§ Work order:
Copy every line of the records below where the word "전자도서관" occurs.

§ The data:
------------------------------

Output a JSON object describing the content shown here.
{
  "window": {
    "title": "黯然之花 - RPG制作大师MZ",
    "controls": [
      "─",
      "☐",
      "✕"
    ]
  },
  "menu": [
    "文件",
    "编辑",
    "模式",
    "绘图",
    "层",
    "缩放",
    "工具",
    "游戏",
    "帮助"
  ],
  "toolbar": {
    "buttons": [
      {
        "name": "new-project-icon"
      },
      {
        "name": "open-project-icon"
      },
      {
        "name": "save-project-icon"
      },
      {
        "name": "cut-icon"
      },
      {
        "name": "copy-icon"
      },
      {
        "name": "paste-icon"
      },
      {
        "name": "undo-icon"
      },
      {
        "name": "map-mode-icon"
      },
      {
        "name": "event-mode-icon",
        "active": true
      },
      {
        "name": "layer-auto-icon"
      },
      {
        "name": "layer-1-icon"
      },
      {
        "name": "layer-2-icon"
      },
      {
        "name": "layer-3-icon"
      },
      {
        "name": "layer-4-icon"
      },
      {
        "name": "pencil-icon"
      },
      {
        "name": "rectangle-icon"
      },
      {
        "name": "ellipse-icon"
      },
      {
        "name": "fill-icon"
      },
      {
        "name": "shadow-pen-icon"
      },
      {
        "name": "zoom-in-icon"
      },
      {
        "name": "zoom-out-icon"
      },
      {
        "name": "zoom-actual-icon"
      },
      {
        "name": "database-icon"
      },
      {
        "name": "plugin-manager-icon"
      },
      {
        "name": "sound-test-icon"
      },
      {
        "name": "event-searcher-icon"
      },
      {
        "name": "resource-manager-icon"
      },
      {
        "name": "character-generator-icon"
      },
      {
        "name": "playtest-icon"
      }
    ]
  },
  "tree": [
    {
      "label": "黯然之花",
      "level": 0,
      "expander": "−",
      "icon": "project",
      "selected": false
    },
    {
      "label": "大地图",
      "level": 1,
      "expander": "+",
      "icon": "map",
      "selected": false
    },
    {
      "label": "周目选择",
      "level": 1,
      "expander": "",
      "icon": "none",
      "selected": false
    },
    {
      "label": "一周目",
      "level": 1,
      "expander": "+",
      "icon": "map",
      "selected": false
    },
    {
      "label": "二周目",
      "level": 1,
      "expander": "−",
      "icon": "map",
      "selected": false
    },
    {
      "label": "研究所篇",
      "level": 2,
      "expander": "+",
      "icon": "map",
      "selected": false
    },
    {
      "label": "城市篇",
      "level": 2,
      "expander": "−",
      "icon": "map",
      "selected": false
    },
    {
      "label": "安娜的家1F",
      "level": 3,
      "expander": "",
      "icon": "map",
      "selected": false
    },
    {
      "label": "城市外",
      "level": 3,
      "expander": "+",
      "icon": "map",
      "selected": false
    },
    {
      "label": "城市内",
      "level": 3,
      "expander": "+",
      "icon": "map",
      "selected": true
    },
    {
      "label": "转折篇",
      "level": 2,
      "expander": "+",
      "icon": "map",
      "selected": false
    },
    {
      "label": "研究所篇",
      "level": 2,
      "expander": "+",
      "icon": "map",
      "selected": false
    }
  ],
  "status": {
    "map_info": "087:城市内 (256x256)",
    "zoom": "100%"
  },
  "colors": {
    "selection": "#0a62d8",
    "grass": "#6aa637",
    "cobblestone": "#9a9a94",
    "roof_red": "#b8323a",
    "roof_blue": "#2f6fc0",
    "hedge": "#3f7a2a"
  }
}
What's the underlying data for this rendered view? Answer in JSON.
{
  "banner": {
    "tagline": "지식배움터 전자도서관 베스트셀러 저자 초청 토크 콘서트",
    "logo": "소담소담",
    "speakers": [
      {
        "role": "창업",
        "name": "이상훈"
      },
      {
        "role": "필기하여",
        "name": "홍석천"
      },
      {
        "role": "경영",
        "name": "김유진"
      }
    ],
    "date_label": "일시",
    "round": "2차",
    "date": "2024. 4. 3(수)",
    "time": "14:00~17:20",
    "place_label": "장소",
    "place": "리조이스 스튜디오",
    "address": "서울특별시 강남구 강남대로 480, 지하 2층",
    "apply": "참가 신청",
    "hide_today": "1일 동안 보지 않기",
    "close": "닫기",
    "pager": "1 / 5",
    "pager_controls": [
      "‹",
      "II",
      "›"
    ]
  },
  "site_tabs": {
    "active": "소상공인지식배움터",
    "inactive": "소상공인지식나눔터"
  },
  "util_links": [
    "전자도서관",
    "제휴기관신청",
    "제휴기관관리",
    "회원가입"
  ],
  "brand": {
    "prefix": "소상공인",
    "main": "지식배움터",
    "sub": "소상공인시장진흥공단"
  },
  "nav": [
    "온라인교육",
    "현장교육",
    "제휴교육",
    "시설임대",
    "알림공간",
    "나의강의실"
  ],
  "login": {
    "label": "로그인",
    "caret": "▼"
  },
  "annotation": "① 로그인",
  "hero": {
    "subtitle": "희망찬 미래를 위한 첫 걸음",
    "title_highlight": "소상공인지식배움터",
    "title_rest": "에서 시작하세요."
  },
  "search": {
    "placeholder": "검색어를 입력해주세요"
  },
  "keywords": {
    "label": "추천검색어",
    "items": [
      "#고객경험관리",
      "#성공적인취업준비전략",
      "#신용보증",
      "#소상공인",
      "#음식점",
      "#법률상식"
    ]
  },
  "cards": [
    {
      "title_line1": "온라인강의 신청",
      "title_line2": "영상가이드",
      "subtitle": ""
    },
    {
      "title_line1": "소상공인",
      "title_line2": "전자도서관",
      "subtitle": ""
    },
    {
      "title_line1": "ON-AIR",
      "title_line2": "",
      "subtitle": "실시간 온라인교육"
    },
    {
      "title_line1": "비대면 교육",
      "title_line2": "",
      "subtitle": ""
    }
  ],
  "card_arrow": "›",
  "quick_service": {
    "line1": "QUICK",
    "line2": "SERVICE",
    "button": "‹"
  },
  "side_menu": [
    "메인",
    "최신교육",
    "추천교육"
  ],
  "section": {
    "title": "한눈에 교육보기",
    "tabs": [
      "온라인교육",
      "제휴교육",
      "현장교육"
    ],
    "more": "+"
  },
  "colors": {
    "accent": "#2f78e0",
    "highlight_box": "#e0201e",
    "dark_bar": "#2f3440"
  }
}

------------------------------

§ Exercise output:
    "tagline": "지식배움터 전자도서관 베스트셀러 저자 초청 토크 콘서트",
    "전자도서관",
      "title_line2": "전자도서관",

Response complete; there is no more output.